● WHAT IS NEEDED
Whenever "graus" appears in a line, please copy that line from the data.

(Dataset rows for apps and sites)
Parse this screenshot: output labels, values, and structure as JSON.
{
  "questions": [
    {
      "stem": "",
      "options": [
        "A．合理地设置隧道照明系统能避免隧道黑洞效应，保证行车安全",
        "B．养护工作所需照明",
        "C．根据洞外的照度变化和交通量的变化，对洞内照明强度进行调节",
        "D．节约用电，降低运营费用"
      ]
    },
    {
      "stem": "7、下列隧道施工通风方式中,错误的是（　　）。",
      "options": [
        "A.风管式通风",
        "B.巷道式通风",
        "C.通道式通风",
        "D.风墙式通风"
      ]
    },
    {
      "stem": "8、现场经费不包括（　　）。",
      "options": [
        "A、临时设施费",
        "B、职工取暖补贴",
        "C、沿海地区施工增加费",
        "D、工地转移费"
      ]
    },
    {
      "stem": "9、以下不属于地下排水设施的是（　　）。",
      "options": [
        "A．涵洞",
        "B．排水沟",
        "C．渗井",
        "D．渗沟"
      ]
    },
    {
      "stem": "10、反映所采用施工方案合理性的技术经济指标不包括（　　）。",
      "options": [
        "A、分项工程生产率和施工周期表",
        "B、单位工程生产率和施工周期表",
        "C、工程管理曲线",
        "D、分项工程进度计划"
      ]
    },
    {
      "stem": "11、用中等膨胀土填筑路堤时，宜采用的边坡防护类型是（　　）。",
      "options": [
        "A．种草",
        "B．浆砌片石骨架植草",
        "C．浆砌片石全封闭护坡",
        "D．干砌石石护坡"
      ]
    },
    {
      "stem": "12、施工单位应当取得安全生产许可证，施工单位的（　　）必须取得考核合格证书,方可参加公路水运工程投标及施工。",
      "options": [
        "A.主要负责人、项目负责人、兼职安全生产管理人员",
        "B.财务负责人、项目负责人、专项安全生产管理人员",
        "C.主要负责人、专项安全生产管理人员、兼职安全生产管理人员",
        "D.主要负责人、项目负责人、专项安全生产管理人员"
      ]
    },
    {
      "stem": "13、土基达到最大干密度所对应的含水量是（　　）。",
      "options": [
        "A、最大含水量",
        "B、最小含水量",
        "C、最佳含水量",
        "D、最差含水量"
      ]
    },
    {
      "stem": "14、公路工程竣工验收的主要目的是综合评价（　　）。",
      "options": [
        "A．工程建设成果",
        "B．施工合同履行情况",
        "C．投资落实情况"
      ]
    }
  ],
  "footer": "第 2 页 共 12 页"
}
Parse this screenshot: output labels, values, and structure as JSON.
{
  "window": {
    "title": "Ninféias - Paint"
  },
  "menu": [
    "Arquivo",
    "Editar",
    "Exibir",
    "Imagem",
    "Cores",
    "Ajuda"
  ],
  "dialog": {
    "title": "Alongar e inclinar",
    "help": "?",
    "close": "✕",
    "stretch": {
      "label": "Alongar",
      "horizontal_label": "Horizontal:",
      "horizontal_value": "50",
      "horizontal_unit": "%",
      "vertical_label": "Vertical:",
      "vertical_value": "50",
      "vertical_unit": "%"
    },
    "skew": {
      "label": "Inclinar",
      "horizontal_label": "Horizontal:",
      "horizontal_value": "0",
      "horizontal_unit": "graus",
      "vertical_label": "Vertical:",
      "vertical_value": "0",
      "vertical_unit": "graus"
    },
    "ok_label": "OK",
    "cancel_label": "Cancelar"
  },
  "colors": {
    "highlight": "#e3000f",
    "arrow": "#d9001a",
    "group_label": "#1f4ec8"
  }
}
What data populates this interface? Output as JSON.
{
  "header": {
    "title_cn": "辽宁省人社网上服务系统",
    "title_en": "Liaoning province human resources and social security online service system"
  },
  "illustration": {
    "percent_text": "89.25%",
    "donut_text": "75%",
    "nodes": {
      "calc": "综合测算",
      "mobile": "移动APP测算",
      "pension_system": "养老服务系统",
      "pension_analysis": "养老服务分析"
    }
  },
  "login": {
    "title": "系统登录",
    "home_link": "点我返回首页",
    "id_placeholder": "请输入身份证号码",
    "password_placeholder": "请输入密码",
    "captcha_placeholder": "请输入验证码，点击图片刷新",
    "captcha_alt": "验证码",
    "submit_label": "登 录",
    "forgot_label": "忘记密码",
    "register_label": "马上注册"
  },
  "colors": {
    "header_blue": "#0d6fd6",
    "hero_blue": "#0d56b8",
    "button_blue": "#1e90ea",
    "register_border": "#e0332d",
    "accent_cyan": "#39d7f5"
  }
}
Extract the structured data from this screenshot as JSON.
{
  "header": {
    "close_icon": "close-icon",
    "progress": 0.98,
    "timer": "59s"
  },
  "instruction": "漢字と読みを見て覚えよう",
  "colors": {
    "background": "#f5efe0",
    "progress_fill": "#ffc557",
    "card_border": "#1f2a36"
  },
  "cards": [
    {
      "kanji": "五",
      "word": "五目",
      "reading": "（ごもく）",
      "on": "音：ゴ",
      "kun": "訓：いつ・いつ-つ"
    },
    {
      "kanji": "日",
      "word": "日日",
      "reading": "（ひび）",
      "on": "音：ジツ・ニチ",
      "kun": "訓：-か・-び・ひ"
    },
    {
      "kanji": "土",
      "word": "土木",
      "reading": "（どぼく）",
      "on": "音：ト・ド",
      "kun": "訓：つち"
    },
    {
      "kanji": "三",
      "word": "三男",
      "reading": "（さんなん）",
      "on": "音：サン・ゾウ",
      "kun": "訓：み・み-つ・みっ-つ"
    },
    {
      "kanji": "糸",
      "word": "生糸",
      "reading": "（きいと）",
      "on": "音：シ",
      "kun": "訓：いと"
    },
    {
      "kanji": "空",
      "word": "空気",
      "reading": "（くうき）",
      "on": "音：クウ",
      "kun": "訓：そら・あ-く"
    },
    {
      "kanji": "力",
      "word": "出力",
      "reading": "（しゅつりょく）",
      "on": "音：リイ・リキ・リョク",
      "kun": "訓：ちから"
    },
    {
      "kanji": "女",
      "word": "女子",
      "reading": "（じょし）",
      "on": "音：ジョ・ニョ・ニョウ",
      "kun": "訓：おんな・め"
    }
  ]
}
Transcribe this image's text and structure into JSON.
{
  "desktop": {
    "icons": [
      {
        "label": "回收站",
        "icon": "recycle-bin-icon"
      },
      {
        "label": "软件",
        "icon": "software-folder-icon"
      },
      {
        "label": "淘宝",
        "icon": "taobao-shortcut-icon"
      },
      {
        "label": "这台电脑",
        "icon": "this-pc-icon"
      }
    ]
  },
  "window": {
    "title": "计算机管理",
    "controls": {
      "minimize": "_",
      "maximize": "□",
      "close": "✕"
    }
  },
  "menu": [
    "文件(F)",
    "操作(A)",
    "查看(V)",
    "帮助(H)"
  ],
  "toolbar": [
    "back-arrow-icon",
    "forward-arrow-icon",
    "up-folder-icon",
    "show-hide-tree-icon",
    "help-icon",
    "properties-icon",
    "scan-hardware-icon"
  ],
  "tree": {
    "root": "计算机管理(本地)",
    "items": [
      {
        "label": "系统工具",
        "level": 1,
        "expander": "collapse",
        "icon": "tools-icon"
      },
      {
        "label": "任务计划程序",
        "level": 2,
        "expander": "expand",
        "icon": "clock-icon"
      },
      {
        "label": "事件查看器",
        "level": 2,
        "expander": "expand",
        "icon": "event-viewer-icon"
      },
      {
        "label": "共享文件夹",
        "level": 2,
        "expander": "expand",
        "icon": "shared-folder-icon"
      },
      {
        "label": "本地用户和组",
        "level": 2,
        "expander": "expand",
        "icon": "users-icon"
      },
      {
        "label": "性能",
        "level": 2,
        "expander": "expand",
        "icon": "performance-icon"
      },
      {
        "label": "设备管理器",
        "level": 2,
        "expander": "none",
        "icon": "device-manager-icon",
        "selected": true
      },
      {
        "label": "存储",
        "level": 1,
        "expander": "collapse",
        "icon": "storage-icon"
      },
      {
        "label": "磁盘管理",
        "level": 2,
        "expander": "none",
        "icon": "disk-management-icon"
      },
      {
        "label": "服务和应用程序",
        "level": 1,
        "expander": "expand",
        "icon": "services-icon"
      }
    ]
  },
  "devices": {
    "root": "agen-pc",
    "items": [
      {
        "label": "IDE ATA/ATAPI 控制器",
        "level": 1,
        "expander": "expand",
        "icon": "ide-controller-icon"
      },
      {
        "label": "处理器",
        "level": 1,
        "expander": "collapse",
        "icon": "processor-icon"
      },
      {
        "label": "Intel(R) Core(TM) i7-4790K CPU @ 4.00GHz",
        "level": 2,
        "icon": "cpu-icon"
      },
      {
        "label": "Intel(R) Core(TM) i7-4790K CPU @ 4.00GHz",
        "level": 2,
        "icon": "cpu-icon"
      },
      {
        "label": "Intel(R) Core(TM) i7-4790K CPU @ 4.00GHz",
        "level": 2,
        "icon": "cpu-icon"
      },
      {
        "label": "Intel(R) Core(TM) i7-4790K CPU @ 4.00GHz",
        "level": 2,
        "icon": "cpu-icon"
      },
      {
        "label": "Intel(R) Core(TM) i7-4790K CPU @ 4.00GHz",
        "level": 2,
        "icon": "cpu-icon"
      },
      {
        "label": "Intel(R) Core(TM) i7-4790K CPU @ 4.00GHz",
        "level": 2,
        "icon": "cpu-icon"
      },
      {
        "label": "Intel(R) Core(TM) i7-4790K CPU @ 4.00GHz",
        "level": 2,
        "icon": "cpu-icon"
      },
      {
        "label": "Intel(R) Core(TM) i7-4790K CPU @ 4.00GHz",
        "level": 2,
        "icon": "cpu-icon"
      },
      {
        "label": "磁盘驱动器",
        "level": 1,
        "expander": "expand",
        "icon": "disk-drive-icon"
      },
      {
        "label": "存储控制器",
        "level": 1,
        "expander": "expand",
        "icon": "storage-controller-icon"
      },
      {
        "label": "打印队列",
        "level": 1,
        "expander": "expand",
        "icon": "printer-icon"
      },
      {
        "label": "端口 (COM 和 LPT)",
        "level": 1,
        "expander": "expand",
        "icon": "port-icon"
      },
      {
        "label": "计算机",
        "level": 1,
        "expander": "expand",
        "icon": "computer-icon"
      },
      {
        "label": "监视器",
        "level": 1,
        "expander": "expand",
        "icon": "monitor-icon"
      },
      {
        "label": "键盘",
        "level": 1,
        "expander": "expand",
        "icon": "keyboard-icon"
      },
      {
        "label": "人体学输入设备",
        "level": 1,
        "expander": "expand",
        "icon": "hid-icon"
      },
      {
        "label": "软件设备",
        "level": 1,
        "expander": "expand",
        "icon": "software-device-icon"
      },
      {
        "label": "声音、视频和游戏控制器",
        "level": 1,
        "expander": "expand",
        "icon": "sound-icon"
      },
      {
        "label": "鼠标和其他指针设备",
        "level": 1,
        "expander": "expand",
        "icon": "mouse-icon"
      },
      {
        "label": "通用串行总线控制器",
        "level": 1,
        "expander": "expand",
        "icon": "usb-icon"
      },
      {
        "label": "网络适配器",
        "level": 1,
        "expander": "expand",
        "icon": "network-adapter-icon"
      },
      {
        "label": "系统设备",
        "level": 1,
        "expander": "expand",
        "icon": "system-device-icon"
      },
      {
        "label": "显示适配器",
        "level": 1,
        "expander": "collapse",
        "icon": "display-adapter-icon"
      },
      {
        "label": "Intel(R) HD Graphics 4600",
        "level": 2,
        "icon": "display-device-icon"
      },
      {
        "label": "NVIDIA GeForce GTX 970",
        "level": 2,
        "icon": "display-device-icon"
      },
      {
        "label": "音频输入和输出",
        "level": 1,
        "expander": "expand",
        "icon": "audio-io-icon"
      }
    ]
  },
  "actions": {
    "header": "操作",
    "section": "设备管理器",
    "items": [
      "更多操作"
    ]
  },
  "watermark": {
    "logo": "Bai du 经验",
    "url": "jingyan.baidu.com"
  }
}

● SOLVED EXERCISE
      "horizontal_unit": "graus",
      "vertical_unit": "graus"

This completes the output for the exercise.